In the weeks and months ahead we’ll be working hard to cut through the morass and succinctly provide employers and other readers with as much practical clarity as possible. We’ll be sharing what we’re doing, seeing, and hearing in the marketplace and the impact of the new healthcare law on businesses like yours and ours. If there are things you’d like us to help you understand or anecdotes you’d like to share, please drop us a line and let us know.
Health Care Reform continues to create anxiety and unsteadiness due to the lack of clarity and the still many unresolved issues. With the major provisions of the Affordable Care Act (ACA) slated to hit in 2014 columnists, commentators and reporters in the popular media are more closely tuning in and are beginning to recognize and comment on the potential for rough waters ahead.
To that end we think it’s worth calling attention to a recent column by David Brooks (New York Times, April 2013) in case you missed it. We think it’s a balanced appraisal and does a good job of discussing the major issues and fears associated with the implementation of ACA. Brooks’ assessment leans towards being ultimately optimistic. His reporting on the challenges and problems align with what we are finding in the trenches. His column is to the point and definitely worth a read.

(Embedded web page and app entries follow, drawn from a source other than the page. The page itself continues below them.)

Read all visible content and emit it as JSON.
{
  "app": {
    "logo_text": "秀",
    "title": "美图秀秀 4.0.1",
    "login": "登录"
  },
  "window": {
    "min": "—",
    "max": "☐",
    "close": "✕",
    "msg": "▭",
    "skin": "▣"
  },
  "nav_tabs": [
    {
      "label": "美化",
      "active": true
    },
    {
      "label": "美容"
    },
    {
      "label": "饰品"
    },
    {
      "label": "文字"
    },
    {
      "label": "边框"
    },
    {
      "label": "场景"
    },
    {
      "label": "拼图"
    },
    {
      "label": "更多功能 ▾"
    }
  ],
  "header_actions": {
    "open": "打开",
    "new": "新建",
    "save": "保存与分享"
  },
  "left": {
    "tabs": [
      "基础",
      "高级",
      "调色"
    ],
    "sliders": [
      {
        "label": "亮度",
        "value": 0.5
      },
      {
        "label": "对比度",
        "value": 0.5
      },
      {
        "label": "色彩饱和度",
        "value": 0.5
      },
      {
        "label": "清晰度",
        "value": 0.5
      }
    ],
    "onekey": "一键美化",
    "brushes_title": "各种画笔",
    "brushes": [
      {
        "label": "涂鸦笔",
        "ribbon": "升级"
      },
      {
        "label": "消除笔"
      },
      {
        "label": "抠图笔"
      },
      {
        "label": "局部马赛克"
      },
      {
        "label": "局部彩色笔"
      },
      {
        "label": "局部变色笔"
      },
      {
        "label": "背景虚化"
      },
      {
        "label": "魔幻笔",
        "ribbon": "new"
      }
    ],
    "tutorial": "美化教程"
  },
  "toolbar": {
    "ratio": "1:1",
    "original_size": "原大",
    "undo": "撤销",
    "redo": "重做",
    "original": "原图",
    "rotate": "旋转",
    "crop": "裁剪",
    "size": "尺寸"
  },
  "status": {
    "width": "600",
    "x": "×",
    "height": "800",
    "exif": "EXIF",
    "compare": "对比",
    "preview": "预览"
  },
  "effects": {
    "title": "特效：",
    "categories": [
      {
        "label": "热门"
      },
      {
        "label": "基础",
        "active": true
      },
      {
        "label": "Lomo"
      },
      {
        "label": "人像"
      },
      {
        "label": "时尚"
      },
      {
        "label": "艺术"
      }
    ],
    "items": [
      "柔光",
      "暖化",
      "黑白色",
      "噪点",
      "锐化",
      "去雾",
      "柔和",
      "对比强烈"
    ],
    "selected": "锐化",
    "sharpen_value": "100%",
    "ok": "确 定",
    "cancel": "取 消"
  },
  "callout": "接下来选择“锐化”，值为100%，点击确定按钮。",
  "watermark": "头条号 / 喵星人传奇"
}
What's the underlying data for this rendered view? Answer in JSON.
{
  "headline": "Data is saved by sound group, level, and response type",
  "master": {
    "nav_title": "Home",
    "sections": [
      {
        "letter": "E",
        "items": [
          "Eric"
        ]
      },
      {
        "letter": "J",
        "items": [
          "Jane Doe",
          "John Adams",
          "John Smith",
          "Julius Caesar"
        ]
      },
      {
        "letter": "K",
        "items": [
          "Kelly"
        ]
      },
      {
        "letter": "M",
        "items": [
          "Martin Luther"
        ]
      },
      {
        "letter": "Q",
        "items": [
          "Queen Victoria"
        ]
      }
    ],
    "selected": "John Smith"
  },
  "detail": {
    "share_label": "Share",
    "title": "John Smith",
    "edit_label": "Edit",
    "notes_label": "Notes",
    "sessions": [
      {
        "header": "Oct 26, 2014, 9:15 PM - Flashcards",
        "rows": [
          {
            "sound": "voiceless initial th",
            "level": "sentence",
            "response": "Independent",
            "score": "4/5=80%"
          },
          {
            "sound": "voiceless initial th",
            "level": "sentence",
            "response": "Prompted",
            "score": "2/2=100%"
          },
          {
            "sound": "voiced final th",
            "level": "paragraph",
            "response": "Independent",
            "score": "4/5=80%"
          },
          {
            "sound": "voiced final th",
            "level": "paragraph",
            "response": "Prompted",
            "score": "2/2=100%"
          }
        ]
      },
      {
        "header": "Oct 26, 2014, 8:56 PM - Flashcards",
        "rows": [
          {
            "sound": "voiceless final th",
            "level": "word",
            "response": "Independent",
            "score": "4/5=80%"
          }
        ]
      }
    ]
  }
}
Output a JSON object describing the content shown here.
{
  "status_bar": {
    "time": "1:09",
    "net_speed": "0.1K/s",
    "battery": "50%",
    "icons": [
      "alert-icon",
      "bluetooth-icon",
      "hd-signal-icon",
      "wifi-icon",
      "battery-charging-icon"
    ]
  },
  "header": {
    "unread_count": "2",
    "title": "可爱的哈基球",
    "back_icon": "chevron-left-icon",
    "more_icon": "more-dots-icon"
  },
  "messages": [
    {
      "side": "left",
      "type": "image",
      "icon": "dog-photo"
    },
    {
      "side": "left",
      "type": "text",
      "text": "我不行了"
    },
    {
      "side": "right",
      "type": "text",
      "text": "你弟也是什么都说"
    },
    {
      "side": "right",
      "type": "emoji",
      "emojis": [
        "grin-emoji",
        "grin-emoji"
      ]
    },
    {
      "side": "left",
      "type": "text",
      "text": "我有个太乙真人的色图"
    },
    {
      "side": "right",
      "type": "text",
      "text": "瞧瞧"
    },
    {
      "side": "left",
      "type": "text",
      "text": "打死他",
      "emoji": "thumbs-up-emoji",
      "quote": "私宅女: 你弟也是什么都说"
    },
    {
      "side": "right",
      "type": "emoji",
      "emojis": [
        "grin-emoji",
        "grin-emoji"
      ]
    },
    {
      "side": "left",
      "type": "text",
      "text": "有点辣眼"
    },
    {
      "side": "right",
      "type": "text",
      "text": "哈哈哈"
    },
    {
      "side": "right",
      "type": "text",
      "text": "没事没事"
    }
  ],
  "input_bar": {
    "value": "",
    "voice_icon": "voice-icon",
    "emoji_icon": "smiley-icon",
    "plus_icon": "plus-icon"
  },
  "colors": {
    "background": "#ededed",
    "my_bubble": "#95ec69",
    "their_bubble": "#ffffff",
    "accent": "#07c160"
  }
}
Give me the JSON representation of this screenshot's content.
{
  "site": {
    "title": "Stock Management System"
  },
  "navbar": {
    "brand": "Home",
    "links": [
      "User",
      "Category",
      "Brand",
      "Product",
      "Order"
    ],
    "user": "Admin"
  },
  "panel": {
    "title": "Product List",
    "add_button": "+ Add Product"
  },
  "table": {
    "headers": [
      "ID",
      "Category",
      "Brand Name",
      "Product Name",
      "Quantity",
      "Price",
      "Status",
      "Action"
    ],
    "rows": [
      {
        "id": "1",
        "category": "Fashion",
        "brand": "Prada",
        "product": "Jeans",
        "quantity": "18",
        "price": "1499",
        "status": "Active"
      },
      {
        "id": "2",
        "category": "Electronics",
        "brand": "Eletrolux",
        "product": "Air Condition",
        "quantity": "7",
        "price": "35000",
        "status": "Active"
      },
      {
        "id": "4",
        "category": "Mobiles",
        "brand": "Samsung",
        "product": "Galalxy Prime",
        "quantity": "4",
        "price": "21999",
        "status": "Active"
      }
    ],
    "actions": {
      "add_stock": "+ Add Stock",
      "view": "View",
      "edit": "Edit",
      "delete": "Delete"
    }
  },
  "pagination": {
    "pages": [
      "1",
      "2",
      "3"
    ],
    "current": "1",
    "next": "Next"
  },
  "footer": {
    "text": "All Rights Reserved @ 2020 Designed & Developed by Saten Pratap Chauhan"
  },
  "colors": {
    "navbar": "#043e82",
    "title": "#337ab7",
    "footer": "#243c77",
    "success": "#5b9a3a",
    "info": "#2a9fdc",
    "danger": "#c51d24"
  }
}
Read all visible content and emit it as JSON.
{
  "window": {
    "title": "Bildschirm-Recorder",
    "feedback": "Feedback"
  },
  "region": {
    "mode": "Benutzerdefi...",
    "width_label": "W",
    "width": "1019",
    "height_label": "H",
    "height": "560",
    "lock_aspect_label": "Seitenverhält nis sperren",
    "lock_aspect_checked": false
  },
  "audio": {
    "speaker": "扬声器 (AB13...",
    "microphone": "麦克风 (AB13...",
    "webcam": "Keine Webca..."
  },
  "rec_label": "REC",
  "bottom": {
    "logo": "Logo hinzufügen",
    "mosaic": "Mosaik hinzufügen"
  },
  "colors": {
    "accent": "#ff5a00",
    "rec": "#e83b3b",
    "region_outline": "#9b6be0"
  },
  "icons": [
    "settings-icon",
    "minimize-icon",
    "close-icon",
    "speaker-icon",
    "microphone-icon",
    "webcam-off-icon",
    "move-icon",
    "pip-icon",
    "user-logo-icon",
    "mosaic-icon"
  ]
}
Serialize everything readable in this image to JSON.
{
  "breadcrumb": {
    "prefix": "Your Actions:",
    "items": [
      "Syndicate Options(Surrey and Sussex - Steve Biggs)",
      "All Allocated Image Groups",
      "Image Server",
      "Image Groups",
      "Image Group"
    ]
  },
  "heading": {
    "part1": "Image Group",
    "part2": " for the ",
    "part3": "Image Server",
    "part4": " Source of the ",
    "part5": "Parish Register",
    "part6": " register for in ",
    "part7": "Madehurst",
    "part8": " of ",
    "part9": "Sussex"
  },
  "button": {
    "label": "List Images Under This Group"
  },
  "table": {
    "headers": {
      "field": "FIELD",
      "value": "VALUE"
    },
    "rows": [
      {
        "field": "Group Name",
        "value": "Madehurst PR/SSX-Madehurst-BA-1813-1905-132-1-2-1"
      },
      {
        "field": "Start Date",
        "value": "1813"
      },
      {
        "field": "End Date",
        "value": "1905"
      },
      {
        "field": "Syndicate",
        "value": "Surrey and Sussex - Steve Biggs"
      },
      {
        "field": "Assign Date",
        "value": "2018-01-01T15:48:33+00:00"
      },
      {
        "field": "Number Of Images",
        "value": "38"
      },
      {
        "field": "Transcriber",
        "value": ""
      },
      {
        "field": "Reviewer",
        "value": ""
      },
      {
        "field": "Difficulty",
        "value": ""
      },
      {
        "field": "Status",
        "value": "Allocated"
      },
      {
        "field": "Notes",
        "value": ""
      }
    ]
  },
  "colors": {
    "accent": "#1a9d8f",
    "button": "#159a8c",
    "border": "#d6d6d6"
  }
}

Our major concerns remain that many details on plans, rates and implementation are still unknown and the unintended consequences that could ensue. While the law knocks down barriers to obtaining coverage, it seems to do little in terms of addressing costs and bending the cost curve.